**** DATA UNDER STUDY

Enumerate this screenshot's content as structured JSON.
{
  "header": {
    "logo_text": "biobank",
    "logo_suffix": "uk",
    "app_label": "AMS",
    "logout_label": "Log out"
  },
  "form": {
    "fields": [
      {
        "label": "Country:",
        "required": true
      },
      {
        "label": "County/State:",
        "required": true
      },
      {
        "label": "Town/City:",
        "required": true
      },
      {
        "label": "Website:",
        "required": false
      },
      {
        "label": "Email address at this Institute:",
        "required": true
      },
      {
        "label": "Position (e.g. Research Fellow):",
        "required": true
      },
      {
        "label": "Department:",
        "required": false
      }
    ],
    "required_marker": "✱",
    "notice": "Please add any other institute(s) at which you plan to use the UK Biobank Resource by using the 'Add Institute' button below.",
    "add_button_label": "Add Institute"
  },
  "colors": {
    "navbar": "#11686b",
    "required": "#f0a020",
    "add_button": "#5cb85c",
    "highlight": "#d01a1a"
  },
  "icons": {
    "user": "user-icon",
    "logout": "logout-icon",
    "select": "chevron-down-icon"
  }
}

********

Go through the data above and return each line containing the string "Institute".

        "label": "Email address at this Institute:",
    "notice": "Please add any other institute(s) at which you plan to use the UK Biobank Resource by using the 'Add Institute' button below.",
    "add_button_label": "Add Institute"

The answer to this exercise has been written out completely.